Well, here we are again. We find ourselves on the loss column for expanding our family. Now we are 1 for 4, batting .250, and the only place you want to do that is Major League Baseball. Not in pregnancy. I am one in four. I am one in 160. I am 99%. I am 1%. I am 75% and 25%. I have four pregnancies, two deliveries, one living child, one stillbirth and two miscarriages.
Damn. Those numbers look really rough on paper. And trust me… It’s even worse to say them out loud. But this time, I didn’t get my hopes up. I was guarded from the start. I kind of knew it wasn’t going to work out. This pregnancy started the same way as my last miscarriage- spotting/bleeding, baby measuring three weeks behind… it just happened to last 10 weeks instead of 6 weeks. And this time it resulted in a ticket to the OR for a D&C. I was minimally hopeful- but mostly realistic. I was right. It was another miscarriage. And as horrible as this may sound to some, FOR ME PERSONALLY, this pales in comparison to what we went through with our stillborn child. (Side note: those are just my feelings- someone else who has gone through what I went through may feel differently. I’m only comparing my own losses to each other. This is a subjective blog.)

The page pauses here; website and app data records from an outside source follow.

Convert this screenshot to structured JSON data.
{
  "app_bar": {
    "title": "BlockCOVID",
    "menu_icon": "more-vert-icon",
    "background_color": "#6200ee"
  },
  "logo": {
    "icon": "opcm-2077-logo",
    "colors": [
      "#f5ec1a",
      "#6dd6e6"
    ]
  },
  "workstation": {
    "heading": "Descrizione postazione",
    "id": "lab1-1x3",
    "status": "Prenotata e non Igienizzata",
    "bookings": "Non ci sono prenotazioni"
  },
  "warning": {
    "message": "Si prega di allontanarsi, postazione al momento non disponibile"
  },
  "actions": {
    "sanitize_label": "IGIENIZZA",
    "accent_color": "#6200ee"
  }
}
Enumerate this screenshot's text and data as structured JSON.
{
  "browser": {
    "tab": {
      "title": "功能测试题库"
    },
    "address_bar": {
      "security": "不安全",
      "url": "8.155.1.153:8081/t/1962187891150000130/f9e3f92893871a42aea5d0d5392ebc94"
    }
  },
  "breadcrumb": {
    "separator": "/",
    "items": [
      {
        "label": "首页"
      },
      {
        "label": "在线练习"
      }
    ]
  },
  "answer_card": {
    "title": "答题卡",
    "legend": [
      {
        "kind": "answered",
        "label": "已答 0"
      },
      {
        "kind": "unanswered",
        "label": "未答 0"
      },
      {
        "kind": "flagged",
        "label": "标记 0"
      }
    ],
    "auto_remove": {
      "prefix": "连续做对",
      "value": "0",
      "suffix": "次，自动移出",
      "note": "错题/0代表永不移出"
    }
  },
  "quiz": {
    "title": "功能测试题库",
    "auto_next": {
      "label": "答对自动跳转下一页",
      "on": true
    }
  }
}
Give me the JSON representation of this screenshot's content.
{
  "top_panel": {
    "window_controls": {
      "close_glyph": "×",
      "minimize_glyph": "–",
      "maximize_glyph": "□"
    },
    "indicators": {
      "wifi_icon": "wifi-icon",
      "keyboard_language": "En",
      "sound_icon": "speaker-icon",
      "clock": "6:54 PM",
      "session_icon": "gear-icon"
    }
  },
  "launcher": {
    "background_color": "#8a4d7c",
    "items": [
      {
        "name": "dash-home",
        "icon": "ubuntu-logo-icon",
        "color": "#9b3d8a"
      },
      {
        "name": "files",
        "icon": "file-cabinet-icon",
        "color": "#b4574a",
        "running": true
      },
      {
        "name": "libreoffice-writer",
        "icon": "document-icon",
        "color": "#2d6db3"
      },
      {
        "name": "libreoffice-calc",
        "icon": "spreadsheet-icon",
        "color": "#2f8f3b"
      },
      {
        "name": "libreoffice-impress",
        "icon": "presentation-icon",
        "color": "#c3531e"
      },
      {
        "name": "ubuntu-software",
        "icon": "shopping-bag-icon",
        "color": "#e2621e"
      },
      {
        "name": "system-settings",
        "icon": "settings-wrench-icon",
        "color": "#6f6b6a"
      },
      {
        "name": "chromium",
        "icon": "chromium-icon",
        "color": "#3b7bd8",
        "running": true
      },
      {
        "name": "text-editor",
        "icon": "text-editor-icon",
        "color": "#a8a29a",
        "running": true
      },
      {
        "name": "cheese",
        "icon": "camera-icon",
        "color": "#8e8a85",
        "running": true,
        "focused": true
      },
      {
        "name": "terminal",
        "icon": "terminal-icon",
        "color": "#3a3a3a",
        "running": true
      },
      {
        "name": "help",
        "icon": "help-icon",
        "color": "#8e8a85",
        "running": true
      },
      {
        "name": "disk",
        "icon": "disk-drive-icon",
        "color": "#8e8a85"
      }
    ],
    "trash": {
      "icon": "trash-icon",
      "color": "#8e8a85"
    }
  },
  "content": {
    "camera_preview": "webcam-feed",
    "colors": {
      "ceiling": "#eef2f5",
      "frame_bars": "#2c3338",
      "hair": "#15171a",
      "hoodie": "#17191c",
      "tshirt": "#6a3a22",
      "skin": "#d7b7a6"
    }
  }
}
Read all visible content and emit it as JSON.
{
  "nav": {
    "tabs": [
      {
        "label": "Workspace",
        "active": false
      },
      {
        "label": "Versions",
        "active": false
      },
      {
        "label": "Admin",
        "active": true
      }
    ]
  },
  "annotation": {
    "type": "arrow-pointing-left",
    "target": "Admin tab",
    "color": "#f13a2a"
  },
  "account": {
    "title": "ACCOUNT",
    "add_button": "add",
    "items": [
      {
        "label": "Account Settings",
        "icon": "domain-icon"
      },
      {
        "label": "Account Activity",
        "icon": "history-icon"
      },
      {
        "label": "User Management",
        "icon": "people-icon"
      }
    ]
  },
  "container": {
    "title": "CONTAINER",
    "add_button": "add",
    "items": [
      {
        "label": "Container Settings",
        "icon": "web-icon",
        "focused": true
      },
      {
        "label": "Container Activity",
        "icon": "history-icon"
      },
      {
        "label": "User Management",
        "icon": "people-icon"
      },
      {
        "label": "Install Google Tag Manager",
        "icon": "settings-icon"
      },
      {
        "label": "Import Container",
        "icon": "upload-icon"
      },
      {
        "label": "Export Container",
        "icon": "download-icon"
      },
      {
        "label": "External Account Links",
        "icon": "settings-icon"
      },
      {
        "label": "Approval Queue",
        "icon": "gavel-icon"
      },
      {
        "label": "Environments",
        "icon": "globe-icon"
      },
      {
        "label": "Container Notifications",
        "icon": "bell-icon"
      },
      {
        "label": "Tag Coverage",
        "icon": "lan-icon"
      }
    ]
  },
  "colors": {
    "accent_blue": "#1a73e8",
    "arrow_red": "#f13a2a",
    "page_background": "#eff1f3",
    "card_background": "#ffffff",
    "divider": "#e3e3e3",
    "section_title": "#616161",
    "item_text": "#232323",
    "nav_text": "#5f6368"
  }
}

Or, maybe I’m somewhat “grateful” in that if I’m going to lose a baby, it was early enough to keep me from holding another dead child of mine for the first, last and only time. Maybe I’ve become numb to feelings after the last two losses because I am subconsciously protecting myself from the hurt. I don’t know, but not a tear was shed this time around. Only re-opening to the wounds that are there from Ryan.
I never want to feel the hurt I felt when I lost Ryan last year. The pain is indescribable. There are no words that can do it justice. I felt it deep, deep down in the depths of my stomach. I was sick, I was empty. It was sharp and stabbing, as well as dull and aching, all at the same time. It was a feeling of helplessness and sheer panic knowing there was absolutely nothing you, or anyone, could do to make it better. Nothing that will ever make it better. Time softens the pain, but there are days where it is very sharp again. This pain will last forever because the loving and the missing will last forever.
I have now lost three babies/pregnancies in a matter of one year. Am I mad? Yes. Am I sad? Absolutely. Am I bitter AF? Yep. Do I think it’s fair to watch all these women on social media post about their pregnancies, gender reveals and newborns?! No, I don’t. Unfortunately, life isn’t fair. We can’t control these things. We don’t get to decide why one baby lives and the others don’t make it. Or why some women can’t even get pregnant at all. However, we are allowed to feel these “negative” feelings. It’s nothing personal. Of course we are happy for others, AND we are sad for us. There’s room for both emotions. If we don’t let ourselves feel and make space for everything, there is no healing or moving forward.
Pregnancy loss changed me. Giving birth to my stillborn son Ryan changed me. I’ll never be who I was before. I’ll never be blissfully ignorant again. I will never again expect a baby from a pregnancy. That’s just foolish now, as I have learned the harsh reality that a pregnancy does not equal a baby. But, on the flip side, I will also never take life or pregnancy for granted again. I know how to love deeper and appreciate the blessings a little more. My time and attention is devoted to my living child. I thoroughly enjoy every single moment with her- even the tough ones. And, if there’s anything positive that came from all of this, it’s that.
With all that being said, I’m holding on to hope. I’m still looking to the future. Hoping to bring that pregnancy batting average up to .400. Maybe even make it all the way to home plate next time with a living, breathing baby in my arms. I’m seeing a doctor who is finally running tests on me to check for hormonal imbalances, possible thyroid issues, infections, etc. I am resting my hope and future on this. Maybe the testing will even give me answers for Ryan. Who knows.
I don’t write these blogs for sympathy. Trust me, I’ve heard “I’m so sorry for your loss” more times than I can count over the past year. And it’s very much appreciated, but it feels like a broken record. I feel like a broken record, myself. And I don’t share these blogs for attention. I do it because pregnancy loss is so common, yet it’s still so taboo. This world seems to only make space for healthy pregnancy and living babies. And I want any friends, families or strangers struggling to know they are not alone. And for all those who don’t have to know this life- be grateful. Because… this really does suck a whole lot worse than you can imagine.